Imagine if someone told you weeks ago that one of the most stable banks in the United States, Silicon Valley Bank, would suddenly collapse. What if they told you it would leave thousands of businesses wondering about their hard-earned dollars?
You would probably laugh it off as an early April Fool’s joke or a wild conspiracy theory. But lo and behold, here we are, witnessing the impact of the bank’s failure. Now we try to understand what it means for business owners like you and me.
What Went Down with Silicon Valley Bank:
In the heart of the thriving tech ecosystem, ideas morph into unicorns, and wealth multiplies at a near-virtual pace. The Silicon Valley Bank (SVB) positioned itself as the trusted partner for ambitious startups and daring investors. From Pinterest, Inc. to Shopify, Inc., and even CrowdStrike Holdings, Inc., SVB had staked its claim in the fertile lands of innovation-driven finance.
However, even the brightest stars can fade. This giant would soon experience a cataclysmic collapse that sent shockwaves throughout the market.
This first began when the 16th largest bank in the United States found itself ensnared in a precarious situation. The bank’s parent company’s share price plummeted an unprecedented 60% on a fateful Thursday.
Like a house of cards trembling amidst a brewing tempest, trading for SVB Financial Group’s stock was suspended early on Friday to contain the chaos unfolding within.
In a desperate bid to stabilize its teetering balance sheet, SVB had previously launched a share sale, which ultimately backfired as it triggered a run on deposits. So began a downward spiral. This saw SVB raise $2.25 billion in share sales while simultaneously offloading $21 billion worth of securities from its portfolio.
Brian O’Connor is a seasoned business analyst with Deloitte lineage. He had speculated about one of the bank’s ambitious acquisitions. This acquisition was $80 billion in mortgage-backed securities last year laid the groundwork for this unraveling. SVB found itself awash with deposits – peaking at $198 billion – during the 2021 funding boom. Then it aggressively invested in bonds amid an era of low-interest rates.

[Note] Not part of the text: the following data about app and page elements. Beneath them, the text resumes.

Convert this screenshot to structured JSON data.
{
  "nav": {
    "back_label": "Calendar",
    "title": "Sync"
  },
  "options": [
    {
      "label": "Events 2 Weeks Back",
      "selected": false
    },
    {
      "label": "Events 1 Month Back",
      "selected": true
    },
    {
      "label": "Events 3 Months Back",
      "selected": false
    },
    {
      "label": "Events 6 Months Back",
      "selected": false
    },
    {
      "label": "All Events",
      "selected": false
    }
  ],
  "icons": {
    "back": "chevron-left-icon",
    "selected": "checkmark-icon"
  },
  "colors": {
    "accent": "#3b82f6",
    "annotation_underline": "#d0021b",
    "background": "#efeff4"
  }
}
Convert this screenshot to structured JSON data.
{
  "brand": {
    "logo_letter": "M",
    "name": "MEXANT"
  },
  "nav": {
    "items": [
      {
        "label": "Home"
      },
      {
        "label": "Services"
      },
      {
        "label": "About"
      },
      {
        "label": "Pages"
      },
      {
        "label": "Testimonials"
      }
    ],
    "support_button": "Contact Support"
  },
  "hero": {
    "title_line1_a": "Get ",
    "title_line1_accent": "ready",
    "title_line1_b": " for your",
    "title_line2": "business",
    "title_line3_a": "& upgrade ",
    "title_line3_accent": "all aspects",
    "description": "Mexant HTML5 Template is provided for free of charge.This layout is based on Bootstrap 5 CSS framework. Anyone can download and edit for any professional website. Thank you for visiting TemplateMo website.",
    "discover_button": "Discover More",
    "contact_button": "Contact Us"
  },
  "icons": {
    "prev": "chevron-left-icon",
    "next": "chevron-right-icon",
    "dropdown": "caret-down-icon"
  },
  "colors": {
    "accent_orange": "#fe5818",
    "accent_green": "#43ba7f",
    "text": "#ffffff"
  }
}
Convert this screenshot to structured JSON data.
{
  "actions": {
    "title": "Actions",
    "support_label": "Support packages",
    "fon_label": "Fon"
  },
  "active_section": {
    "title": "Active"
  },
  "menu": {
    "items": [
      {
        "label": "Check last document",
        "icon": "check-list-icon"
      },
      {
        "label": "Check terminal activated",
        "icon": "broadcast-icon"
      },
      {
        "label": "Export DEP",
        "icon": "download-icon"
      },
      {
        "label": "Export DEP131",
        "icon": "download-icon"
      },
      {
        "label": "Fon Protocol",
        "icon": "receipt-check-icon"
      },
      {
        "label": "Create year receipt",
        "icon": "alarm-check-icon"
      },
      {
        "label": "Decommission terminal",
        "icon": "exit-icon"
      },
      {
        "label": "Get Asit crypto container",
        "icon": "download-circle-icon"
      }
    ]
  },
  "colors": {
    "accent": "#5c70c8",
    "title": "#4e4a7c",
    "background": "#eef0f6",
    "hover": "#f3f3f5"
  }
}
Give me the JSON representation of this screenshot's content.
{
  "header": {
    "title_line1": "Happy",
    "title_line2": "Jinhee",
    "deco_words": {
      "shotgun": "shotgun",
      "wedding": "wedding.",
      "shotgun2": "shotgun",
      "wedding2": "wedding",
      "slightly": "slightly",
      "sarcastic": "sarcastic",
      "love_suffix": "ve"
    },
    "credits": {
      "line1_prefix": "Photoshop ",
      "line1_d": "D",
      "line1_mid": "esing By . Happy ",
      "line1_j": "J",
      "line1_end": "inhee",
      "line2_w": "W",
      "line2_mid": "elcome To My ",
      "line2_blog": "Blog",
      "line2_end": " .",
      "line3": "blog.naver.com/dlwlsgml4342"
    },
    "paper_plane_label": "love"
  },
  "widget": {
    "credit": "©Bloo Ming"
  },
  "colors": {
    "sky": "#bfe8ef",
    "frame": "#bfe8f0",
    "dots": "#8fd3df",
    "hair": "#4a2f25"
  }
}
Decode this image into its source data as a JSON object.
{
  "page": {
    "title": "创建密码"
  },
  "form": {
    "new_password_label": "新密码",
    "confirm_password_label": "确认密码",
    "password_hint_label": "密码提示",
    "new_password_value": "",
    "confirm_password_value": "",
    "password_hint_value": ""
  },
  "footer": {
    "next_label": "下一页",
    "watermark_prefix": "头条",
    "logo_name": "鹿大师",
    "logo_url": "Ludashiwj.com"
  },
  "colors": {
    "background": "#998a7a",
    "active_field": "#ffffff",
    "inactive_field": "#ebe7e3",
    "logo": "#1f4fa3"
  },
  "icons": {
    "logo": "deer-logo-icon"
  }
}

It was an unforeseen storm of financial misfortune. SVB’s balance sheet at the end of 2022 reflected its heavy investment in securities ($91.3 billion). On the other hand, its total assets and deposits stood at $209 billion and $175.4 billion, respectively.
Suddenly the US government adjusted its interest rates. This left the once-mighty SVB floundering in an unforgiving sea of uncertainty.
Reevaluating Risk Management:
As business owners, we need to accept that black swan events like the collapse of Silicon Valley Bank will continue to happen – it’s part of the natural cycle of things.
We cannot solely be focusing on our short-term goals. We need to consider all of the risks our businesses face. There are always external factors such as market shifts or unexpected events like bank failures.
We need to ensure that our businesses are not reliant on a single financial institution or source of funding.
Additionally, creating a thorough financial contingency plan for such eventualities will go a long way in ensuring we don’t end up in a financial quagmire when faced with unforeseen circumstances.
A New Kind of Bank on the Horizon:
It’s plausible that the Silicon Valley Bank collapse will pave the way for a new type of banking model to emerge. Business owners and individuals alike might be more open to banks that offer better transparency, lower risks, and more accountability.
Banks leveraging smart contracts, blockchain technology, or even decentralized finance could provide an alternative to traditional banking systems.
Return to Bootstrapping:
The collapse of Silicon Valley Bank should also serve as a reminder for entrepreneurs that the days of raising massive amounts of capital without generating substantial value may be numbered.
Business owners should focus on creating sustainable growth while minimizing their burn rates instead of relying on huge cash reserves or outside investments.
Transformative Impact on Venture Capital:
There’s a good chance that the collapse will have far-reaching consequences for venture capital investments.
The entire industry might see a fundamental shift in how startups are funded and how much weight is put on profitability and sustainable growth.
The collapse of Silicon Valley Bank serves as a reminder. Nothing is truly set in stone in the world of business.
Entrepreneurs must learn from this event and ensure they take the necessary precautions to mitigate risks posed by unforeseen circumstances.
And in doing so, not only will they secure their businesses against possible black swan events but will also contribute towards building a more robust, diverse, and resilient economy for future generations.